Like so many dinners in CSA-season, this meal is inspired by the vegetables in the fridge that look closest to going bad, and by mad-libs style Google searches. The goal? To eat the leeks before their leaves started to get (even more) wilted and sad. Also, on my last visit to my doctor, she practically composed a sonnet of admiration for salmon, so I had fish on the brain.

Recipes from BBC's Good Food  and Fine Cooking were an inspiration as well as my previous adventures in "salmon coated in mustard tastes good however you cook it."

Time: 40 minutes (20 minutes cook-time; 20 minutes prep)

2 leeks, washed carefully and sliced fairly thin
1 clove garlic, sliced thinly
Salmon filet (I had about 2 lbs; you could use any amount, just scale the sauce accordingly. Make sure to cut salmon filet into portions before cooking.)
Cherry tomatoes, halved (optional)
Salt and pepper, to taste

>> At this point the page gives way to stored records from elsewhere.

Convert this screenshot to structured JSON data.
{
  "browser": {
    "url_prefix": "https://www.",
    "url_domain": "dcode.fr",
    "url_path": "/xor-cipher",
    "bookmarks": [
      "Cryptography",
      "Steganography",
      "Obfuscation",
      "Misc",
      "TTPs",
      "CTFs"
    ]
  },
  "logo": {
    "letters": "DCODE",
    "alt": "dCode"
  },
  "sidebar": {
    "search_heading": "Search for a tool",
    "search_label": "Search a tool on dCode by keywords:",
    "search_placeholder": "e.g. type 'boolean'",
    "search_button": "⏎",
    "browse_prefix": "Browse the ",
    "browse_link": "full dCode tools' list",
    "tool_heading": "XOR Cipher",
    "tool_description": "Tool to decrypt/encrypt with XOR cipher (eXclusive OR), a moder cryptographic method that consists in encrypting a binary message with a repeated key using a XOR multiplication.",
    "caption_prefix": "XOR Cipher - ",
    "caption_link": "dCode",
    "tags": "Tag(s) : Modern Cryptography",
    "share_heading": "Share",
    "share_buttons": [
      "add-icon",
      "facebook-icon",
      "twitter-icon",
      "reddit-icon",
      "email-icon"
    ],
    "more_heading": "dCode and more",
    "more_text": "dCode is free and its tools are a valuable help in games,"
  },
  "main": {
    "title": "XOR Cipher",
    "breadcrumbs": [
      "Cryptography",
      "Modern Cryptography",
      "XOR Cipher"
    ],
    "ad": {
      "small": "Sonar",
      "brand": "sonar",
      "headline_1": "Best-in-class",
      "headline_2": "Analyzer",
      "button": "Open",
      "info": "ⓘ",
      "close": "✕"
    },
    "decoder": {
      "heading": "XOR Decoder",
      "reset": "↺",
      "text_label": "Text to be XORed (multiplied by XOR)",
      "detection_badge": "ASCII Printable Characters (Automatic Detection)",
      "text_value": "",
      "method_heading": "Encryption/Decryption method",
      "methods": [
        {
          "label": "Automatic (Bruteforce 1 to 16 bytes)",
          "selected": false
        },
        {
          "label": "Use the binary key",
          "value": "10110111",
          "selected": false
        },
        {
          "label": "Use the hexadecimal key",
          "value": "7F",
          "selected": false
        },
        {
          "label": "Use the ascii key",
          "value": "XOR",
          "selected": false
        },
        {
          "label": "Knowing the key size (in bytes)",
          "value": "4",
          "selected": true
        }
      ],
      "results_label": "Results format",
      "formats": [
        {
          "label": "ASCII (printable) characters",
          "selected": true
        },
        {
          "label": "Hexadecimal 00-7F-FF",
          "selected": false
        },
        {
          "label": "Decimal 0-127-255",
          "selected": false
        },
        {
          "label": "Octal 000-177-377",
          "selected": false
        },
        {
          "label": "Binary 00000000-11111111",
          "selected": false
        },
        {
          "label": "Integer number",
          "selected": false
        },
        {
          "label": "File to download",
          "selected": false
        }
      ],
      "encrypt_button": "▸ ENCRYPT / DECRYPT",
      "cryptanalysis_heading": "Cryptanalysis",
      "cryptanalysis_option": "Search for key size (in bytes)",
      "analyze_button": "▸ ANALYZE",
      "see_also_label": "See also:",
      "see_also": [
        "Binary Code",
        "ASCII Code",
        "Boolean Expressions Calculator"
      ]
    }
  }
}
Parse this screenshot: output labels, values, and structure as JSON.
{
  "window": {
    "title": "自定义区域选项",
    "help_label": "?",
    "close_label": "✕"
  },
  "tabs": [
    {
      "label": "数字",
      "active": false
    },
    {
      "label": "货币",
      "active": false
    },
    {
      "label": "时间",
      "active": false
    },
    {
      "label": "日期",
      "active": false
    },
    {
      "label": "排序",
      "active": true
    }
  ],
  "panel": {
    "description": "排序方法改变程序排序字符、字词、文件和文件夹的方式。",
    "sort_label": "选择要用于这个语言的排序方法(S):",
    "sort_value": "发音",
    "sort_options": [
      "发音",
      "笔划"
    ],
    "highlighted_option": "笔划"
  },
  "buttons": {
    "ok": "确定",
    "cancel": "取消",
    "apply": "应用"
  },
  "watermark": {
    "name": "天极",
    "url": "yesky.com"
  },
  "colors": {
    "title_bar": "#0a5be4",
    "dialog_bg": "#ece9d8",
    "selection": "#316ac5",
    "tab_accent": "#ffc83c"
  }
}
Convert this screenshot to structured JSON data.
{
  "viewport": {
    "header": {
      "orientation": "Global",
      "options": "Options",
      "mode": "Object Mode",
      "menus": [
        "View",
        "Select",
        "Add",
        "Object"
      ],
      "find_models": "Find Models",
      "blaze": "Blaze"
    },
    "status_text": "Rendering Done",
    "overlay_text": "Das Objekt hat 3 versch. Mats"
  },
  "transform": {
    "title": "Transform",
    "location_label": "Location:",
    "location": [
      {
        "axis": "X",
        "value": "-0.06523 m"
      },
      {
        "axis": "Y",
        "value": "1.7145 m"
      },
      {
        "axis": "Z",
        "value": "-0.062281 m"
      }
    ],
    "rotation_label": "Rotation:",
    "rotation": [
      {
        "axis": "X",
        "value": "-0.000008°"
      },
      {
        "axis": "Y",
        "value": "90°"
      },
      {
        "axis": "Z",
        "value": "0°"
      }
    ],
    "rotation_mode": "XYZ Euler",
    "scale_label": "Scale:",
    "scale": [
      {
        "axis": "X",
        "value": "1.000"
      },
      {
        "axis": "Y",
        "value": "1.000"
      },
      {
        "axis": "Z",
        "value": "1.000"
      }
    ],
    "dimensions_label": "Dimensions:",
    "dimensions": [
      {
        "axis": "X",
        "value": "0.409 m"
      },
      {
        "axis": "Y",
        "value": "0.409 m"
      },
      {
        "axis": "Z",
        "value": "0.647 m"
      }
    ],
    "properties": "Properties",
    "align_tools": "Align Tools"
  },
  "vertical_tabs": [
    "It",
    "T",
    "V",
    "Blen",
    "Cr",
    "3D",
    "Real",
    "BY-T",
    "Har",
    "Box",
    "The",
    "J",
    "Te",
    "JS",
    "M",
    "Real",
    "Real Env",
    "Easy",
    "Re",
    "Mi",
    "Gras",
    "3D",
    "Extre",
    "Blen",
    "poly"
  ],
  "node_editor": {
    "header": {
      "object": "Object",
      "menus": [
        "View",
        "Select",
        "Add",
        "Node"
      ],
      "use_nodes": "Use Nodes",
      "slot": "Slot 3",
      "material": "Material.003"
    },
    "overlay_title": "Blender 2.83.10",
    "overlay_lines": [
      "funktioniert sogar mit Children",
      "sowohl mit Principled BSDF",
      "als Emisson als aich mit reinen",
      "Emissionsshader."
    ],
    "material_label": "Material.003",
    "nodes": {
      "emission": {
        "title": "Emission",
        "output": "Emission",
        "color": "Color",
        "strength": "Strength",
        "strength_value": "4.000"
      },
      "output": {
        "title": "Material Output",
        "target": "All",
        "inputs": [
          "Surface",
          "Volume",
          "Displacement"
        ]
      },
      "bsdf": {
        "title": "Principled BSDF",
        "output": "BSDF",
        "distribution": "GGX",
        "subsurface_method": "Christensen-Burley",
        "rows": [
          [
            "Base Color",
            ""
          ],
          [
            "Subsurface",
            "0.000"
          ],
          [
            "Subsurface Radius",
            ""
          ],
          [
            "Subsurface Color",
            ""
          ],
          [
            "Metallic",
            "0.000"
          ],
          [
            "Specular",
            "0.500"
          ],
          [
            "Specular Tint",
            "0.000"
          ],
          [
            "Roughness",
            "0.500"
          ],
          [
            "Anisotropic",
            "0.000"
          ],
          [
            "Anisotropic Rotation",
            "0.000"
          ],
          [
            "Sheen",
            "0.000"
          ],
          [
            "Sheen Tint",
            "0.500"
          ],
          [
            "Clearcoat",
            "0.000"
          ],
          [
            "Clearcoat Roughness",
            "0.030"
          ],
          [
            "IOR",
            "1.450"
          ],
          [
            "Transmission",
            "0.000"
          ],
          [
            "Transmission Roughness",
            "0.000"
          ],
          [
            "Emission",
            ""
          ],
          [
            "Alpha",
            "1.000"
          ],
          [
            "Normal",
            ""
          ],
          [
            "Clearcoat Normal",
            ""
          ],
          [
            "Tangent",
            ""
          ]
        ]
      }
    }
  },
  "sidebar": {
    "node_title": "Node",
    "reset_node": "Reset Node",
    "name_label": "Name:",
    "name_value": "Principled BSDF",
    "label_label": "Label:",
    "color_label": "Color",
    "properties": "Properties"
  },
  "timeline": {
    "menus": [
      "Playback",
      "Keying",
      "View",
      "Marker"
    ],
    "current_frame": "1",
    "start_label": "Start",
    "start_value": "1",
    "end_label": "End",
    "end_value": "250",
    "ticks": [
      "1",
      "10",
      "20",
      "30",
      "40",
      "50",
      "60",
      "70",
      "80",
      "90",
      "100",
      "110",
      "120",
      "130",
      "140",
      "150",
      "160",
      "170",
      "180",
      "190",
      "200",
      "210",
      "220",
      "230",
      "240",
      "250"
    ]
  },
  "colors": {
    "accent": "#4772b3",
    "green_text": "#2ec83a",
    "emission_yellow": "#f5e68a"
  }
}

Sauce for Salmon:
  • 1 lemon, juiced, plus lemon wedges for serving
  • 3 tbsp honey 
  • 3 tbsp mustard (I like dijon -- either honey or wholegrain)
  • 2-3 tbsp olive oil + plus more for pan
Equipment: Cast iron pan or other oven-safe pan. If you don't have an oven-safe pan, use a regular pan and baking dish -- but then you'll have to wash two things, instead of one. 

How to Make:
  1. Preheat oven to 400 degrees. 
  2. Heat pan with a bit of olive oil. Once it's hot, add leeks and garlic,  along with some salt and pepper. Let them sweat for about 5 minutes, until they look wilted, and then turn off flame. Avoid burning or browning the mixture.
  3. Mix together sauce for salmon -- honey, mustard, olive oil, and lemon. This is a forgiving sauce -- don't be afraid to make substitutions. For instance, you could try a different kind of oil, or add a vinegar in place of the acid from the lemon.
  4. Spread leeks evenly in your oven-safe pan. (If you do not have an oven-safe pan, just transport the leeks into a baking dish.) Pile salmon on top of leeks, in a non-overlapping layer. Sprinkle salt and pepper the fish; then spread the sauce on top of the fish. Let any extra sauce drip down onto leek mixture. If using, sprinkle cherry tomatoes around the pan.
  5. Place fish in oven, and bake for 20 minutes. Check halfway through and rotate pan if your oven has an uneven temperature. Fish is done when it flakes easily and doesn't look raw in center. (Avoid overcooking.) 
The Finished Product: I served with golden beets (roasted in the oven at the same time as the salmon was prepped & cooked) and couscous.

Salmon, ready to eat.